- L. Spillmann
- 1 June 1994
The Hermann grid illusion is weakened when the grid is presented diagonally, which suggests a contribution by the orientation-sensitive cells in the lateral geniculate nucleus and visual cortex, and is consistent with the reduction of the center—surround antagonism in retinal receptive fields.
Surface color from boundaries: a new ‘watercolor’ illusion
Thatcher Illusion: Dependence on Angle of Rotation
The sudden nature and relatively narrow zone of the changeover suggest a neuronal step-tuning of hypothetical face cells in the human brain, underlying the holistic (‘grotesque’) versus componential (“pleasant”) processing of upright versus upside-down faces.
The abutting grating illusion
Assimilation: Asymmetry between brightness and darkness?
The Neon Color Effect in the Ehrenstein Illusion
Van Tuijl's neon color effect arises in the Ehrenstein figure if a colored cross is added such as to connect the black arms across the central gap and has the same hue as the inducing cross.
Asymmetries in blue–yellow color perception and in the color of ‘the dress’
The watercolor effect: Quantitative evidence for luminance-dependent mechanisms of long-range color assimilation
Visual Perception: The Neurophysiological Foundations
Past trials influence perception of ambiguous motion quartets through pattern completion.
- L. Maloney, M. D. Dal Martello, C. Sahm, L. Spillmann
- PsychologyProceedings of the National Academy of Sciences…
- 22 February 2005

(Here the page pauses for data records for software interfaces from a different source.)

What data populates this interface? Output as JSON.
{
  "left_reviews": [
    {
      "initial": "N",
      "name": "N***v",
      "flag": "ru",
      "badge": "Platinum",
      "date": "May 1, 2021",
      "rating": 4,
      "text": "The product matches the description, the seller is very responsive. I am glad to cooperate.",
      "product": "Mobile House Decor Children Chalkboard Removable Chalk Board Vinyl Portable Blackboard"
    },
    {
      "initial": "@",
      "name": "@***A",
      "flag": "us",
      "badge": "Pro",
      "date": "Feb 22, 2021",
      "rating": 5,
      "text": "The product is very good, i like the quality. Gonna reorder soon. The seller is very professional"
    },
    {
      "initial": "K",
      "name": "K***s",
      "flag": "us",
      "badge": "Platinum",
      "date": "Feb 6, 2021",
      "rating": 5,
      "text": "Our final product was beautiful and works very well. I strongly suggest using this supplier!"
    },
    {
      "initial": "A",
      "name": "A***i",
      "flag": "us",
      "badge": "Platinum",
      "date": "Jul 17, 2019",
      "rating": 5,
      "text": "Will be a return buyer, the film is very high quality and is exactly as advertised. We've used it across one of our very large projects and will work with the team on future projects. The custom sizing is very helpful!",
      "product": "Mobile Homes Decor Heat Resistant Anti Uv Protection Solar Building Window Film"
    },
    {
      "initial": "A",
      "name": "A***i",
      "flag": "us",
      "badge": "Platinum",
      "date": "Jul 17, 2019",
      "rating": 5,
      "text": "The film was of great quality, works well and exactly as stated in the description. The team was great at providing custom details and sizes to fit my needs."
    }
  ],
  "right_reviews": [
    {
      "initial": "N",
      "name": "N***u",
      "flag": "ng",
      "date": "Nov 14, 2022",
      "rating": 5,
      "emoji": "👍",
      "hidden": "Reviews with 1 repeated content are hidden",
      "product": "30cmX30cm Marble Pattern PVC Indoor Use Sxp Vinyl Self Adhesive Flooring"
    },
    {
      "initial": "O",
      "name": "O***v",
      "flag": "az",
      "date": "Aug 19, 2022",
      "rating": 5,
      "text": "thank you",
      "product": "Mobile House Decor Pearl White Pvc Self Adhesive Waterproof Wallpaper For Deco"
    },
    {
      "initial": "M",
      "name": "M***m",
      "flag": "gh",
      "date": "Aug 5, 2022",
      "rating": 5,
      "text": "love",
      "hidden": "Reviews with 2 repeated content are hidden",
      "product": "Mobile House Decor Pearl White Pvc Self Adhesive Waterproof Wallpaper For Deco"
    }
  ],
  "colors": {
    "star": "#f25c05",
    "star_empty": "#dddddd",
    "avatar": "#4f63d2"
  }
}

It is concluded that the visual system does not passively remember perceptual state: it analyzes recent perceptual history and attempts to predict what will come next, which can alter what is seen.